WHAT YOU NEED TO DO.
I'd like the entries that follow repeated exactly, with the pictures left out.

ENTRIES SHOWN.
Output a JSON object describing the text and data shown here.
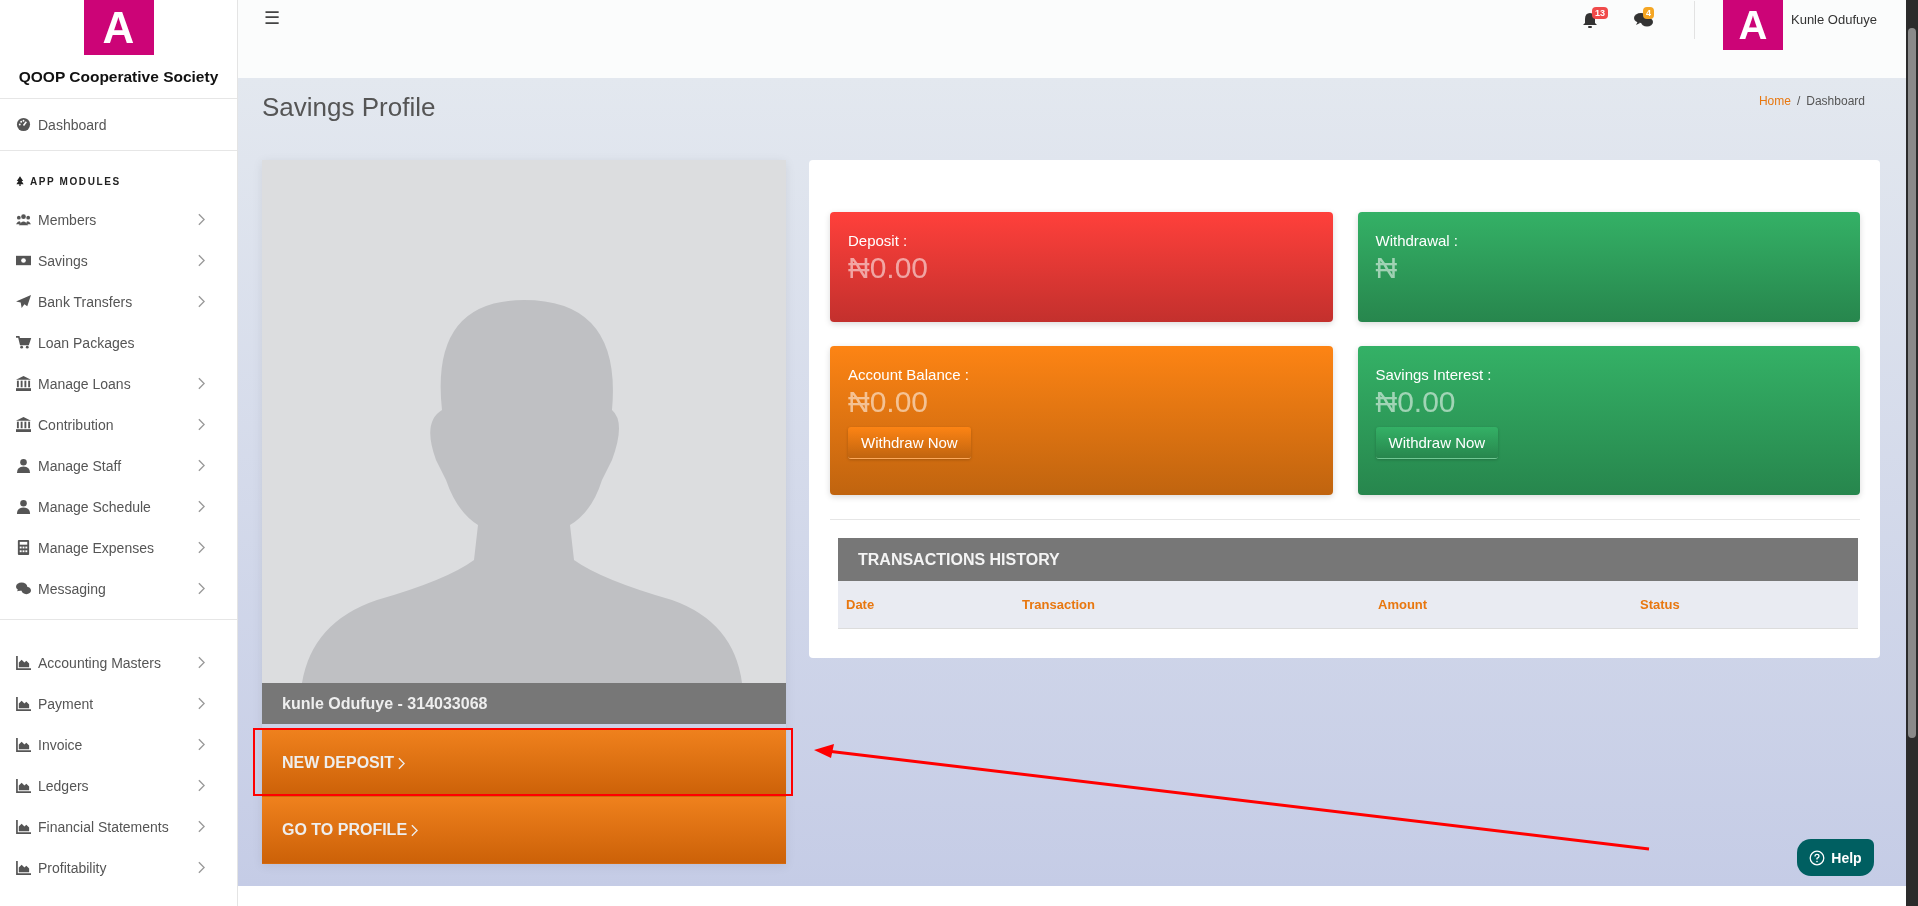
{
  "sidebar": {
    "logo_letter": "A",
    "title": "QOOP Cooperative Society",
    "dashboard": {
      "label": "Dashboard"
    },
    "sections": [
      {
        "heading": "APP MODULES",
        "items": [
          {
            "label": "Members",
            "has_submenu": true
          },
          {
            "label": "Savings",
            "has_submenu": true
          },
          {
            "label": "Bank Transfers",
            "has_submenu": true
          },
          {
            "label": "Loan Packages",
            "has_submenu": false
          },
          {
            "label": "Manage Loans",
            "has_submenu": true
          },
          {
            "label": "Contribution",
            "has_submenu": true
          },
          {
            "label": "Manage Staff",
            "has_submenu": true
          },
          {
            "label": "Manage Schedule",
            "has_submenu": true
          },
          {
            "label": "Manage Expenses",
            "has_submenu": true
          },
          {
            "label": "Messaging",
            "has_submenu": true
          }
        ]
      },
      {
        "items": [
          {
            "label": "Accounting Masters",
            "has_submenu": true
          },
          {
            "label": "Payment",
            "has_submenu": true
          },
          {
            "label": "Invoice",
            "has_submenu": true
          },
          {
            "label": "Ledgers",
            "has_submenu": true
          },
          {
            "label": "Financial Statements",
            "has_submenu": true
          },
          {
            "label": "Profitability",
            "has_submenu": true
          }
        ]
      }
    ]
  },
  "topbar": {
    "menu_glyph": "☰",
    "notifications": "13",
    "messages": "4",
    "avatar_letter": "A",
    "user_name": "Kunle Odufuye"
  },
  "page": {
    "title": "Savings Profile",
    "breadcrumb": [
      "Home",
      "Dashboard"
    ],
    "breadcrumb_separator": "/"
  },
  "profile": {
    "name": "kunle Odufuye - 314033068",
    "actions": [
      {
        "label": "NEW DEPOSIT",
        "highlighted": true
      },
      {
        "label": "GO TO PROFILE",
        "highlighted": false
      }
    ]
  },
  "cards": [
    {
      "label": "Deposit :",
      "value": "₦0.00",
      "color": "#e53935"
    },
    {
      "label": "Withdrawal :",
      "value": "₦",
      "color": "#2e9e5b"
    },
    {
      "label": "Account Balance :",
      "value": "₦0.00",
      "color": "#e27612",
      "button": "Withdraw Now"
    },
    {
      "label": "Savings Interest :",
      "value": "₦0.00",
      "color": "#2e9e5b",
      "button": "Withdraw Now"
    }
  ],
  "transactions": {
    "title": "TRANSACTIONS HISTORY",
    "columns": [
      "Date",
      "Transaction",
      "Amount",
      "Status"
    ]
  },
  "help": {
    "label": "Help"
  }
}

ANSWER SECTION.
Output a JSON object describing the text and data shown here.
{
  "sidebar": {
    "logo_letter": "A",
    "title": "QOOP Cooperative Society",
    "dashboard": {
      "label": "Dashboard"
    },
    "sections": [
      {
        "heading": "APP MODULES",
        "items": [
          {
            "label": "Members",
            "has_submenu": true
          },
          {
            "label": "Savings",
            "has_submenu": true
          },
          {
            "label": "Bank Transfers",
            "has_submenu": true
          },
          {
            "label": "Loan Packages",
            "has_submenu": false
          },
          {
            "label": "Manage Loans",
            "has_submenu": true
          },
          {
            "label": "Contribution",
            "has_submenu": true
          },
          {
            "label": "Manage Staff",
            "has_submenu": true
          },
          {
            "label": "Manage Schedule",
            "has_submenu": true
          },
          {
            "label": "Manage Expenses",
            "has_submenu": true
          },
          {
            "label": "Messaging",
            "has_submenu": true
          }
        ]
      },
      {
        "items": [
          {
            "label": "Accounting Masters",
            "has_submenu": true
          },
          {
            "label": "Payment",
            "has_submenu": true
          },
          {
            "label": "Invoice",
            "has_submenu": true
          },
          {
            "label": "Ledgers",
            "has_submenu": true
          },
          {
            "label": "Financial Statements",
            "has_submenu": true
          },
          {
            "label": "Profitability",
            "has_submenu": true
          }
        ]
      }
    ]
  },
  "topbar": {
    "menu_glyph": "☰",
    "notifications": "13",
    "messages": "4",
    "avatar_letter": "A",
    "user_name": "Kunle Odufuye"
  },
  "page": {
    "title": "Savings Profile",
    "breadcrumb": [
      "Home",
      "Dashboard"
    ],
    "breadcrumb_separator": "/"
  },
  "profile": {
    "name": "kunle Odufuye - 314033068",
    "actions": [
      {
        "label": "NEW DEPOSIT",
        "highlighted": true
      },
      {
        "label": "GO TO PROFILE",
        "highlighted": false
      }
    ]
  },
  "cards": [
    {
      "label": "Deposit :",
      "value": "₦0.00",
      "color": "#e53935"
    },
    {
      "label": "Withdrawal :",
      "value": "₦",
      "color": "#2e9e5b"
    },
    {
      "label": "Account Balance :",
      "value": "₦0.00",
      "color": "#e27612",
      "button": "Withdraw Now"
    },
    {
      "label": "Savings Interest :",
      "value": "₦0.00",
      "color": "#2e9e5b",
      "button": "Withdraw Now"
    }
  ],
  "transactions": {
    "title": "TRANSACTIONS HISTORY",
    "columns": [
      "Date",
      "Transaction",
      "Amount",
      "Status"
    ]
  },
  "help": {
    "label": "Help"
  }
}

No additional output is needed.